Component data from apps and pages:
-----

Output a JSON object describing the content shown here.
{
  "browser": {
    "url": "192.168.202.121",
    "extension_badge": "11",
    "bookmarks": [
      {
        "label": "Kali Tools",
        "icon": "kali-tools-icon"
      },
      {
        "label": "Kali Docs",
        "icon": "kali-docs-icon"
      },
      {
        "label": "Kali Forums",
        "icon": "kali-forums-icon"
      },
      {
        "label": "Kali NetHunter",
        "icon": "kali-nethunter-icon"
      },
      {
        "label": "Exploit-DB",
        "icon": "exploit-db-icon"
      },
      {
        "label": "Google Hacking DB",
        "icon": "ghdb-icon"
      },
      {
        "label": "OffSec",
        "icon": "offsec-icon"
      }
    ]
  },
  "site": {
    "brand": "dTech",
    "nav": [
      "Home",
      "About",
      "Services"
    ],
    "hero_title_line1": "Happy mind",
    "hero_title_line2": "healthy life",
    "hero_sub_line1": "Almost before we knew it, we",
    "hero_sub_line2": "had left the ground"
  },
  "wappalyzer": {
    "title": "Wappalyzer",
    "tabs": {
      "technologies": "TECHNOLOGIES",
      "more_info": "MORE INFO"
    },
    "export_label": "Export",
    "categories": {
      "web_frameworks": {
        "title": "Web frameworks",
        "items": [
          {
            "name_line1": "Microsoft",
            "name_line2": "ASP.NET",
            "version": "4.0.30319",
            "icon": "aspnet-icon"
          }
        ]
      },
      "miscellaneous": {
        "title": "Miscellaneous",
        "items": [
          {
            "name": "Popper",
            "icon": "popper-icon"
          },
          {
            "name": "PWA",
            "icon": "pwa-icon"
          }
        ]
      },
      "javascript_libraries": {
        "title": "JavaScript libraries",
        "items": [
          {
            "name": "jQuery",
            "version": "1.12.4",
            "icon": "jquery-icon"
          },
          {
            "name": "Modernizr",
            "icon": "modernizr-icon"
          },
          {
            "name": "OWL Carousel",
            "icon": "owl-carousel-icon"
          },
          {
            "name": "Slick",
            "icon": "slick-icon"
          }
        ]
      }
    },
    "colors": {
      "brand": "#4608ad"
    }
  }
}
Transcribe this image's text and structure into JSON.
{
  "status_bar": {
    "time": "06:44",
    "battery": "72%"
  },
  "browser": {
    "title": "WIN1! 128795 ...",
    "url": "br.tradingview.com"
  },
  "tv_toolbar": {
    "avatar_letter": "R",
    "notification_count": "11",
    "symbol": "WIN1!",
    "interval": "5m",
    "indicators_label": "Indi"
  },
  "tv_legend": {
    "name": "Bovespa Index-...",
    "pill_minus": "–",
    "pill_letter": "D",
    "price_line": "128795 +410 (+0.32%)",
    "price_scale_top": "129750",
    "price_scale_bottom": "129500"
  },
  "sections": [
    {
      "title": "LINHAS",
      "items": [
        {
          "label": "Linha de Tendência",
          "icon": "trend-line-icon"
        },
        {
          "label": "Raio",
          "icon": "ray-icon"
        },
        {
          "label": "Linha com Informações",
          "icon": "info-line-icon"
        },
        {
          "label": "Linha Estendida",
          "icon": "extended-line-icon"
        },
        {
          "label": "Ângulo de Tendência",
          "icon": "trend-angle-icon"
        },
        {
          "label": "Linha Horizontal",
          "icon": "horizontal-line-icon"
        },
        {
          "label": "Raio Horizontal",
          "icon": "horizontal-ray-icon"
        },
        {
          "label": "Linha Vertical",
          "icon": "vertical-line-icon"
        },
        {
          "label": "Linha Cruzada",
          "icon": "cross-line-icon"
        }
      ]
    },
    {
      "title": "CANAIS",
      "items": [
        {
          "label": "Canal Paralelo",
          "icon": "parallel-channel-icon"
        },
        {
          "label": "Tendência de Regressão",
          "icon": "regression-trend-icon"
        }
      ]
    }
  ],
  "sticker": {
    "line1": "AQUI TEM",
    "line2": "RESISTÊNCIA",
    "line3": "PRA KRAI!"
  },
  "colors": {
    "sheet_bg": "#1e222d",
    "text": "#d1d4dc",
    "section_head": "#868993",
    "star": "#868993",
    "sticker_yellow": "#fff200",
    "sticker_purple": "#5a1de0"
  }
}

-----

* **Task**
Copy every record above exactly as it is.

* **Answer section**
Output a JSON object describing the content shown here.
{
  "browser": {
    "url": "192.168.202.121",
    "extension_badge": "11",
    "bookmarks": [
      {
        "label": "Kali Tools",
        "icon": "kali-tools-icon"
      },
      {
        "label": "Kali Docs",
        "icon": "kali-docs-icon"
      },
      {
        "label": "Kali Forums",
        "icon": "kali-forums-icon"
      },
      {
        "label": "Kali NetHunter",
        "icon": "kali-nethunter-icon"
      },
      {
        "label": "Exploit-DB",
        "icon": "exploit-db-icon"
      },
      {
        "label": "Google Hacking DB",
        "icon": "ghdb-icon"
      },
      {
        "label": "OffSec",
        "icon": "offsec-icon"
      }
    ]
  },
  "site": {
    "brand": "dTech",
    "nav": [
      "Home",
      "About",
      "Services"
    ],
    "hero_title_line1": "Happy mind",
    "hero_title_line2": "healthy life",
    "hero_sub_line1": "Almost before we knew it, we",
    "hero_sub_line2": "had left the ground"
  },
  "wappalyzer": {
    "title": "Wappalyzer",
    "tabs": {
      "technologies": "TECHNOLOGIES",
      "more_info": "MORE INFO"
    },
    "export_label": "Export",
    "categories": {
      "web_frameworks": {
        "title": "Web frameworks",
        "items": [
          {
            "name_line1": "Microsoft",
            "name_line2": "ASP.NET",
            "version": "4.0.30319",
            "icon": "aspnet-icon"
          }
        ]
      },
      "miscellaneous": {
        "title": "Miscellaneous",
        "items": [
          {
            "name": "Popper",
            "icon": "popper-icon"
          },
          {
            "name": "PWA",
            "icon": "pwa-icon"
          }
        ]
      },
      "javascript_libraries": {
        "title": "JavaScript libraries",
        "items": [
          {
            "name": "jQuery",
            "version": "1.12.4",
            "icon": "jquery-icon"
          },
          {
            "name": "Modernizr",
            "icon": "modernizr-icon"
          },
          {
            "name": "OWL Carousel",
            "icon": "owl-carousel-icon"
          },
          {
            "name": "Slick",
            "icon": "slick-icon"
          }
        ]
      }
    },
    "colors": {
      "brand": "#4608ad"
    }
  }
}
Transcribe this image's text and structure into JSON.
{
  "status_bar": {
    "time": "06:44",
    "battery": "72%"
  },
  "browser": {
    "title": "WIN1! 128795 ...",
    "url": "br.tradingview.com"
  },
  "tv_toolbar": {
    "avatar_letter": "R",
    "notification_count": "11",
    "symbol": "WIN1!",
    "interval": "5m",
    "indicators_label": "Indi"
  },
  "tv_legend": {
    "name": "Bovespa Index-...",
    "pill_minus": "–",
    "pill_letter": "D",
    "price_line": "128795 +410 (+0.32%)",
    "price_scale_top": "129750",
    "price_scale_bottom": "129500"
  },
  "sections": [
    {
      "title": "LINHAS",
      "items": [
        {
          "label": "Linha de Tendência",
          "icon": "trend-line-icon"
        },
        {
          "label": "Raio",
          "icon": "ray-icon"
        },
        {
          "label": "Linha com Informações",
          "icon": "info-line-icon"
        },
        {
          "label": "Linha Estendida",
          "icon": "extended-line-icon"
        },
        {
          "label": "Ângulo de Tendência",
          "icon": "trend-angle-icon"
        },
        {
          "label": "Linha Horizontal",
          "icon": "horizontal-line-icon"
        },
        {
          "label": "Raio Horizontal",
          "icon": "horizontal-ray-icon"
        },
        {
          "label": "Linha Vertical",
          "icon": "vertical-line-icon"
        },
        {
          "label": "Linha Cruzada",
          "icon": "cross-line-icon"
        }
      ]
    },
    {
      "title": "CANAIS",
      "items": [
        {
          "label": "Canal Paralelo",
          "icon": "parallel-channel-icon"
        },
        {
          "label": "Tendência de Regressão",
          "icon": "regression-trend-icon"
        }
      ]
    }
  ],
  "sticker": {
    "line1": "AQUI TEM",
    "line2": "RESISTÊNCIA",
    "line3": "PRA KRAI!"
  },
  "colors": {
    "sheet_bg": "#1e222d",
    "text": "#d1d4dc",
    "section_head": "#868993",
    "star": "#868993",
    "sticker_yellow": "#fff200",
    "sticker_purple": "#5a1de0"
  }
}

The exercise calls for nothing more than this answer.